• [Problem requirements] Give back the material word for word, every line included.
┌─ Available data
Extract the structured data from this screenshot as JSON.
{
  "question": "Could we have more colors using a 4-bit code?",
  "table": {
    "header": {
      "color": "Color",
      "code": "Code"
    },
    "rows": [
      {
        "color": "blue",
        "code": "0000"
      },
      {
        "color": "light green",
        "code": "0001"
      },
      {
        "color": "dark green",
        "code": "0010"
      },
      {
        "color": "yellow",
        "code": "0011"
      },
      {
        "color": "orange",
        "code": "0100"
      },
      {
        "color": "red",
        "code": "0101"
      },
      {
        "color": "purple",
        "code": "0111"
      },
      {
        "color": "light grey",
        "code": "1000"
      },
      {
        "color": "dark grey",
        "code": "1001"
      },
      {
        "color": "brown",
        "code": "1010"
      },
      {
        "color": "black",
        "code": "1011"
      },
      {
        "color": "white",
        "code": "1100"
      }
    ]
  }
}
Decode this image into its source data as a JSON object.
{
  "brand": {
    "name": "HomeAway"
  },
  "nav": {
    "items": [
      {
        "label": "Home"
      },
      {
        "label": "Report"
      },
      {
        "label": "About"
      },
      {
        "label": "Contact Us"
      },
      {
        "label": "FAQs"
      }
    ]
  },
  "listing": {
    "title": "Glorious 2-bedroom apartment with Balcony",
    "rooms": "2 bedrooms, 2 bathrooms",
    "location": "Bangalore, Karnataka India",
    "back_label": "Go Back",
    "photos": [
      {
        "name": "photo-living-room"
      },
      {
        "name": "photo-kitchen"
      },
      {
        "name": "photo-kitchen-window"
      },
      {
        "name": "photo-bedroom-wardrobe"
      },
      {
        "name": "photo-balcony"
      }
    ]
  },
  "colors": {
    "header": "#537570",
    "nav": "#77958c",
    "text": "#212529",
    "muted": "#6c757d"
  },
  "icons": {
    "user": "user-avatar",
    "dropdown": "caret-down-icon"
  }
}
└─
• [Solution for this exercise]
Extract the structured data from this screenshot as JSON.
{
  "question": "Could we have more colors using a 4-bit code?",
  "table": {
    "header": {
      "color": "Color",
      "code": "Code"
    },
    "rows": [
      {
        "color": "blue",
        "code": "0000"
      },
      {
        "color": "light green",
        "code": "0001"
      },
      {
        "color": "dark green",
        "code": "0010"
      },
      {
        "color": "yellow",
        "code": "0011"
      },
      {
        "color": "orange",
        "code": "0100"
      },
      {
        "color": "red",
        "code": "0101"
      },
      {
        "color": "purple",
        "code": "0111"
      },
      {
        "color": "light grey",
        "code": "1000"
      },
      {
        "color": "dark grey",
        "code": "1001"
      },
      {
        "color": "brown",
        "code": "1010"
      },
      {
        "color": "black",
        "code": "1011"
      },
      {
        "color": "white",
        "code": "1100"
      }
    ]
  }
}
Decode this image into its source data as a JSON object.
{
  "brand": {
    "name": "HomeAway"
  },
  "nav": {
    "items": [
      {
        "label": "Home"
      },
      {
        "label": "Report"
      },
      {
        "label": "About"
      },
      {
        "label": "Contact Us"
      },
      {
        "label": "FAQs"
      }
    ]
  },
  "listing": {
    "title": "Glorious 2-bedroom apartment with Balcony",
    "rooms": "2 bedrooms, 2 bathrooms",
    "location": "Bangalore, Karnataka India",
    "back_label": "Go Back",
    "photos": [
      {
        "name": "photo-living-room"
      },
      {
        "name": "photo-kitchen"
      },
      {
        "name": "photo-kitchen-window"
      },
      {
        "name": "photo-bedroom-wardrobe"
      },
      {
        "name": "photo-balcony"
      }
    ]
  },
  "colors": {
    "header": "#537570",
    "nav": "#77958c",
    "text": "#212529",
    "muted": "#6c757d"
  },
  "icons": {
    "user": "user-avatar",
    "dropdown": "caret-down-icon"
  }
}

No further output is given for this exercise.